HOW TO COMPLETE THIS TASK
Repeat all of the entries, please, keeping each line exact.

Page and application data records
[Start of section]

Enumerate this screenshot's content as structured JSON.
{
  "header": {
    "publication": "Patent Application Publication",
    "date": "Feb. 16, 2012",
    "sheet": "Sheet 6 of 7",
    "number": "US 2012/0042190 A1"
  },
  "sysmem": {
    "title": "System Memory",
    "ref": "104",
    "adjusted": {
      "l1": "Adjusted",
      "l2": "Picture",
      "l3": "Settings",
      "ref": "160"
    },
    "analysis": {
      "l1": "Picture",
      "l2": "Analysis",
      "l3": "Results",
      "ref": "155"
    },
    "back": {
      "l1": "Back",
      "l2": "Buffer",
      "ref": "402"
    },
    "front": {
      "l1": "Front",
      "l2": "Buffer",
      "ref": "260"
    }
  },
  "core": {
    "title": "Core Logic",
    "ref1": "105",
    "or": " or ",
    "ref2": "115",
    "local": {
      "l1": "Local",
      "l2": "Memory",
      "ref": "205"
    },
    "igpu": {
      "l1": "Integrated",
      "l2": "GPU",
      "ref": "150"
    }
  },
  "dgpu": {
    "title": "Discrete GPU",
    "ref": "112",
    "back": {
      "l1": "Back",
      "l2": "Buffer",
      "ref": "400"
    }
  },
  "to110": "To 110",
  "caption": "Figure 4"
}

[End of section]

ANSWER FOR THIS EXERCISE
Enumerate this screenshot's content as structured JSON.
{
  "header": {
    "publication": "Patent Application Publication",
    "date": "Feb. 16, 2012",
    "sheet": "Sheet 6 of 7",
    "number": "US 2012/0042190 A1"
  },
  "sysmem": {
    "title": "System Memory",
    "ref": "104",
    "adjusted": {
      "l1": "Adjusted",
      "l2": "Picture",
      "l3": "Settings",
      "ref": "160"
    },
    "analysis": {
      "l1": "Picture",
      "l2": "Analysis",
      "l3": "Results",
      "ref": "155"
    },
    "back": {
      "l1": "Back",
      "l2": "Buffer",
      "ref": "402"
    },
    "front": {
      "l1": "Front",
      "l2": "Buffer",
      "ref": "260"
    }
  },
  "core": {
    "title": "Core Logic",
    "ref1": "105",
    "or": " or ",
    "ref2": "115",
    "local": {
      "l1": "Local",
      "l2": "Memory",
      "ref": "205"
    },
    "igpu": {
      "l1": "Integrated",
      "l2": "GPU",
      "ref": "150"
    }
  },
  "dgpu": {
    "title": "Discrete GPU",
    "ref": "112",
    "back": {
      "l1": "Back",
      "l2": "Buffer",
      "ref": "400"
    }
  },
  "to110": "To 110",
  "caption": "Figure 4"
}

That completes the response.